* [THE PROBLEM]: Check every line in the records below for the word "caption" and report how many have it, nothing more.

* [SUPPLIED ENTRIES]:
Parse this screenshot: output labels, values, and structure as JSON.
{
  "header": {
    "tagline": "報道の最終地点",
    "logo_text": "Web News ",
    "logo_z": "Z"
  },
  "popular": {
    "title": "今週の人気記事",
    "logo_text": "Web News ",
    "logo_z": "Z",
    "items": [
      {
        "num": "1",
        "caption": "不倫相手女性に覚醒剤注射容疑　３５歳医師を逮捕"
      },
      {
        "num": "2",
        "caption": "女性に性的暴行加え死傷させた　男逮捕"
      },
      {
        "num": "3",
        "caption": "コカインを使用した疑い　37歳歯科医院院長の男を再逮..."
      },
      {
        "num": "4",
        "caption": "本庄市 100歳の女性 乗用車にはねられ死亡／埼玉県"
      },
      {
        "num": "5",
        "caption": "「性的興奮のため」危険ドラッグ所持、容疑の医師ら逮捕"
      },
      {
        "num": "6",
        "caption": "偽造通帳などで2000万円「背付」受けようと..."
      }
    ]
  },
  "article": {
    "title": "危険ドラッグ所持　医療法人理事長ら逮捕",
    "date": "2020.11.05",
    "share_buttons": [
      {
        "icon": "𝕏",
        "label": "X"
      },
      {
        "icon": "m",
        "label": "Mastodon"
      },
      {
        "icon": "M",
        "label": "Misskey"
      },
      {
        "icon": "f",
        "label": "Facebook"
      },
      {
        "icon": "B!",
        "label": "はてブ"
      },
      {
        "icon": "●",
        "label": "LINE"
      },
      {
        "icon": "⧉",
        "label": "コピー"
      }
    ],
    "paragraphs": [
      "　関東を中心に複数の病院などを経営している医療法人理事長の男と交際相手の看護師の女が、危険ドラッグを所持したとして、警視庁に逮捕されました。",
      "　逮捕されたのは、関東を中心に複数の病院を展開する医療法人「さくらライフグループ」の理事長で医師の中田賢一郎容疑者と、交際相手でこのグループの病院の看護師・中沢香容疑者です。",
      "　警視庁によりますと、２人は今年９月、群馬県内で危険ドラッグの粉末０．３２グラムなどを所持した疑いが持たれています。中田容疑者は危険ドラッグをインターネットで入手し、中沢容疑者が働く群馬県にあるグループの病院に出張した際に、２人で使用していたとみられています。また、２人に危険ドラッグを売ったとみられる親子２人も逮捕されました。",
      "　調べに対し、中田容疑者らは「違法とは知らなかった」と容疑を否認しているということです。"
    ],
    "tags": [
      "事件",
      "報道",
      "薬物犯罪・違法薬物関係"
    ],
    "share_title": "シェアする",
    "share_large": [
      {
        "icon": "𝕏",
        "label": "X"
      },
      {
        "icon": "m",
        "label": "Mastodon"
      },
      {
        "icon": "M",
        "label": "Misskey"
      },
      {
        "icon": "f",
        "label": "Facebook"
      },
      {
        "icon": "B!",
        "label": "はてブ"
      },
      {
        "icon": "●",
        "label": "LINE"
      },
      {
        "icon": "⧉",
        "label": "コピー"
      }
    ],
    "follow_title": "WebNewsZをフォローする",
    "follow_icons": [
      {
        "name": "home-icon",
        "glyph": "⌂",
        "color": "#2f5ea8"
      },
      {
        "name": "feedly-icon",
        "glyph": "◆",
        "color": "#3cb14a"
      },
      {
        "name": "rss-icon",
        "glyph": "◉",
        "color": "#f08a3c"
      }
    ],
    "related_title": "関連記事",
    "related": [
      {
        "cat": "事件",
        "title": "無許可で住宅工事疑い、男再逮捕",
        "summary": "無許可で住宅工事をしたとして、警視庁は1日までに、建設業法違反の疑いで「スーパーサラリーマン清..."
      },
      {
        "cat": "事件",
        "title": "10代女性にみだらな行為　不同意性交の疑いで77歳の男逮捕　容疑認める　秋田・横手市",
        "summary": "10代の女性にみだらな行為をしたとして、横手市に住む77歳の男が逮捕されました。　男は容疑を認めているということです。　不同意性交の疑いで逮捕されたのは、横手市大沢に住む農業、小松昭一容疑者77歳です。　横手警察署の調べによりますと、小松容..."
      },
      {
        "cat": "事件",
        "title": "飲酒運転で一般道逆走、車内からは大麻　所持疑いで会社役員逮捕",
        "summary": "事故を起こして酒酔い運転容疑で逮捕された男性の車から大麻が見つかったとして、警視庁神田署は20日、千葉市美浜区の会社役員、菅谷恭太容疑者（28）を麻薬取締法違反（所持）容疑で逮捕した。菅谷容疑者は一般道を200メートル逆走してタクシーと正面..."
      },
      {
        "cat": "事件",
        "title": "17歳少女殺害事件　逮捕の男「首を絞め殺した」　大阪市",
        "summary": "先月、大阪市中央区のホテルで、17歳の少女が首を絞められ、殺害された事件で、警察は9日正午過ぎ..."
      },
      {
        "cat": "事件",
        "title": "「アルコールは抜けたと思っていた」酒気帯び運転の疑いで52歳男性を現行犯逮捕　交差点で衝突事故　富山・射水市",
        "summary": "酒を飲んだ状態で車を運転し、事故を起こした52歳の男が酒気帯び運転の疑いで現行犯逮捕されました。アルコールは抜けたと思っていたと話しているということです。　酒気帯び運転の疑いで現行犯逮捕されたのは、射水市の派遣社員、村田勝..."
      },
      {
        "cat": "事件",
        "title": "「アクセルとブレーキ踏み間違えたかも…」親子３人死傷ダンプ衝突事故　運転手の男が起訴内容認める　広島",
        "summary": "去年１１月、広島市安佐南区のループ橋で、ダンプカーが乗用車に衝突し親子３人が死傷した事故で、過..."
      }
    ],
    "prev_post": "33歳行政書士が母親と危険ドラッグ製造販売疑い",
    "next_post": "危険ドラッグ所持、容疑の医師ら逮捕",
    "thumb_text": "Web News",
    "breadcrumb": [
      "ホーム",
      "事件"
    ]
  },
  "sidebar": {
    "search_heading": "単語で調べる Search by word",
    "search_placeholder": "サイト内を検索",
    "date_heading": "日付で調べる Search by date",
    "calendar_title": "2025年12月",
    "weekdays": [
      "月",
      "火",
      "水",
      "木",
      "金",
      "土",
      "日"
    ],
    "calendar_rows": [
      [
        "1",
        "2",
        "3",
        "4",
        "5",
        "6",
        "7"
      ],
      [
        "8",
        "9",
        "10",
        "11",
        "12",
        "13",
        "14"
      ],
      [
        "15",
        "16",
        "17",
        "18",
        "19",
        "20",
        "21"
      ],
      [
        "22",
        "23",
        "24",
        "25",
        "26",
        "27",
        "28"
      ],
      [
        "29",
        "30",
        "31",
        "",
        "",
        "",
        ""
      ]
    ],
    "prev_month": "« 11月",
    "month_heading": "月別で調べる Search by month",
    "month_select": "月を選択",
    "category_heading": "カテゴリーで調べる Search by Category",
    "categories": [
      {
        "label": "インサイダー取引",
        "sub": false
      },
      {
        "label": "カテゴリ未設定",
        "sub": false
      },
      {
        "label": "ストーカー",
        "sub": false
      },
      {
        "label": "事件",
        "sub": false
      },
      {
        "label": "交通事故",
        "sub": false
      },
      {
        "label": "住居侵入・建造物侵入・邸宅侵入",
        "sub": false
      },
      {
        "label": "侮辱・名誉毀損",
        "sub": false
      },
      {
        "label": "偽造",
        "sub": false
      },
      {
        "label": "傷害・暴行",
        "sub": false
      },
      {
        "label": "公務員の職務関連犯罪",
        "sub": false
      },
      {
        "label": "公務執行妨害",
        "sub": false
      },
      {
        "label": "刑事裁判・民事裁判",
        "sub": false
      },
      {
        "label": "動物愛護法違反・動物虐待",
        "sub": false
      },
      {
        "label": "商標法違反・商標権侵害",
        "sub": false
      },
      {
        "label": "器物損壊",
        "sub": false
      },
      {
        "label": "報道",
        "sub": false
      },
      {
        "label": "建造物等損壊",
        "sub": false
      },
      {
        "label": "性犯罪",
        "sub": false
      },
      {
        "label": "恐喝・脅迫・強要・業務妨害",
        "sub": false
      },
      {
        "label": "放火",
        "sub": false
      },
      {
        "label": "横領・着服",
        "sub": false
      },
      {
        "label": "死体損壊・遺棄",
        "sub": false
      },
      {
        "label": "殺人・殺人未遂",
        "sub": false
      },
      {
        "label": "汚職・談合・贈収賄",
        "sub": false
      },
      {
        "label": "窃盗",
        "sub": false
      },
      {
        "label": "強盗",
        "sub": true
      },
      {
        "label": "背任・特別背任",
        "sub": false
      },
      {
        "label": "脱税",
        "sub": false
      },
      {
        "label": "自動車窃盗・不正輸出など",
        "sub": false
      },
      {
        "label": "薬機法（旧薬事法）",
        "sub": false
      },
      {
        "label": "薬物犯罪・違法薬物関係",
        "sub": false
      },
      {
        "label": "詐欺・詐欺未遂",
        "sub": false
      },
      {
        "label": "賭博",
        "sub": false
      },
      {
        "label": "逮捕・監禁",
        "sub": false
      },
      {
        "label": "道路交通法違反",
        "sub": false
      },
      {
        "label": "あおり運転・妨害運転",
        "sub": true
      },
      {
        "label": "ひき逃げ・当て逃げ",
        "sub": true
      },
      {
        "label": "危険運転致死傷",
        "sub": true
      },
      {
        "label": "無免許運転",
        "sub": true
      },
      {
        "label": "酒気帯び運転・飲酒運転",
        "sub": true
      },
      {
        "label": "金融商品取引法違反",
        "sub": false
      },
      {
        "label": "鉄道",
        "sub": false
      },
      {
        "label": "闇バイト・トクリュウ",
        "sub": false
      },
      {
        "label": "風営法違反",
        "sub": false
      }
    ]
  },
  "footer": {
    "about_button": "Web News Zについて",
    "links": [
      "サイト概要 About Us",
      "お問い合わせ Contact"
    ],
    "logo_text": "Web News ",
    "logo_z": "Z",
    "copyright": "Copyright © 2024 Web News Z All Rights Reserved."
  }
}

* [EXERCISE RESULT]: 6